→ Task to carry out: Lines with "ring" in the entries below: count them and reply with the number alone.

(Items listed in a dataset)
*** Begin section ***

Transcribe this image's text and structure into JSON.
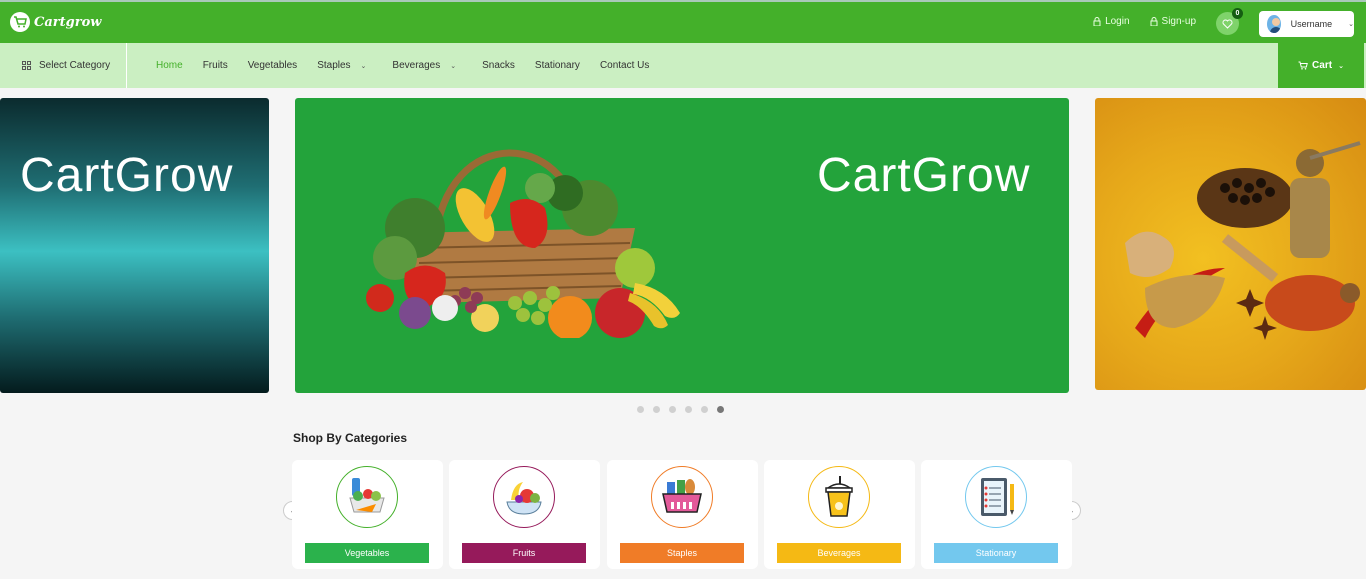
{
  "header": {
    "logo_text": "Cartgrow",
    "login_label": "Login",
    "signup_label": "Sign-up",
    "wishlist_count": "0",
    "username": "Username"
  },
  "nav": {
    "select_category": "Select Category",
    "items": [
      {
        "label": "Home",
        "active": true
      },
      {
        "label": "Fruits"
      },
      {
        "label": "Vegetables"
      },
      {
        "label": "Staples",
        "dropdown": true
      },
      {
        "label": "Beverages",
        "dropdown": true
      },
      {
        "label": "Snacks"
      },
      {
        "label": "Stationary"
      },
      {
        "label": "Contact Us"
      }
    ],
    "cart_label": "Cart"
  },
  "carousel": {
    "left_brand": "CartGrow",
    "main_brand": "CartGrow",
    "dot_count": 6,
    "active_dot": 5
  },
  "categories": {
    "title": "Shop By Categories",
    "items": [
      {
        "label": "Vegetables",
        "color": "#2bb24c",
        "ring": "#44b02a",
        "icon": "vegetables-icon"
      },
      {
        "label": "Fruits",
        "color": "#961a5b",
        "ring": "#961a5b",
        "icon": "fruits-icon"
      },
      {
        "label": "Staples",
        "color": "#f07c27",
        "ring": "#f07c27",
        "icon": "staples-basket-icon"
      },
      {
        "label": "Beverages",
        "color": "#f5b914",
        "ring": "#f5b914",
        "icon": "beverage-cup-icon"
      },
      {
        "label": "Stationary",
        "color": "#73c8ee",
        "ring": "#73c8ee",
        "icon": "notebook-icon"
      }
    ]
  },
  "colors": {
    "brand_green": "#44b02a",
    "nav_bg": "#cbefc2",
    "slide_green": "#23a33b"
  }
}
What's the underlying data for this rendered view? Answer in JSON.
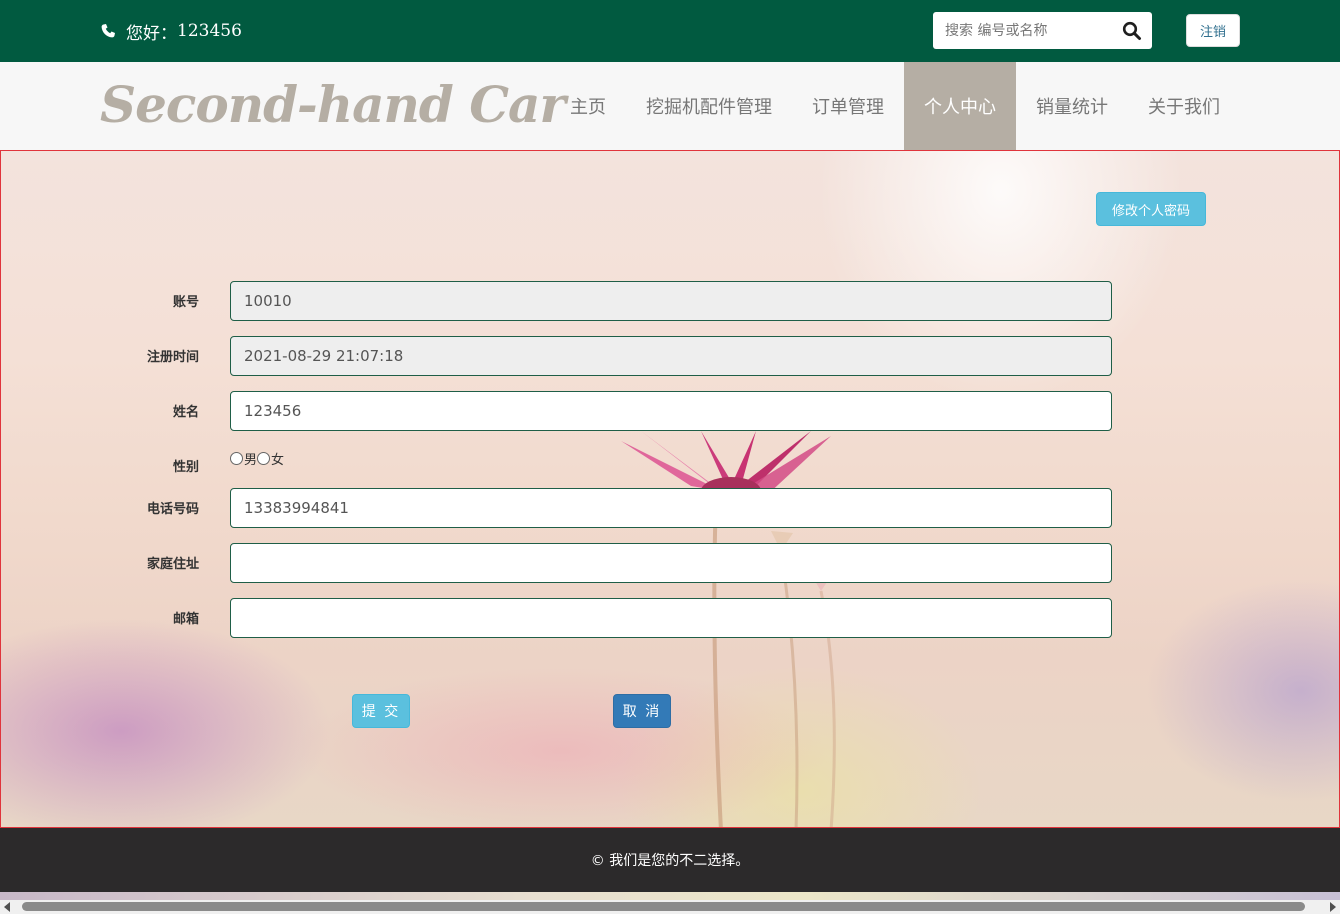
{
  "topbar": {
    "greeting_label": "您好：",
    "username": "123456",
    "search_placeholder": "搜索 编号或名称",
    "logout_label": "注销",
    "background_color": "#015a40"
  },
  "navbar": {
    "logo_text": "Second-hand Car",
    "items": [
      {
        "label": "主页",
        "active": false
      },
      {
        "label": "挖掘机配件管理",
        "active": false
      },
      {
        "label": "订单管理",
        "active": false
      },
      {
        "label": "个人中心",
        "active": true
      },
      {
        "label": "销量统计",
        "active": false
      },
      {
        "label": "关于我们",
        "active": false
      }
    ]
  },
  "main": {
    "change_password_label": "修改个人密码",
    "form": {
      "account": {
        "label": "账号",
        "value": "10010"
      },
      "register_time": {
        "label": "注册时间",
        "value": "2021-08-29 21:07:18"
      },
      "name": {
        "label": "姓名",
        "value": "123456"
      },
      "gender": {
        "label": "性别",
        "options": [
          "男",
          "女"
        ],
        "selected": null
      },
      "phone": {
        "label": "电话号码",
        "value": "13383994841"
      },
      "address": {
        "label": "家庭住址",
        "value": ""
      },
      "email": {
        "label": "邮箱",
        "value": ""
      }
    },
    "submit_label": "提 交",
    "cancel_label": "取 消"
  },
  "footer": {
    "text": "© 我们是您的不二选择。"
  },
  "colors": {
    "accent": "#015a40",
    "nav_active": "#b5aea4",
    "info_button": "#5bc0de",
    "primary_button": "#337ab7",
    "footer_bg": "#2c2a2b"
  }
}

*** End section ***

→ Output for this exercise: 5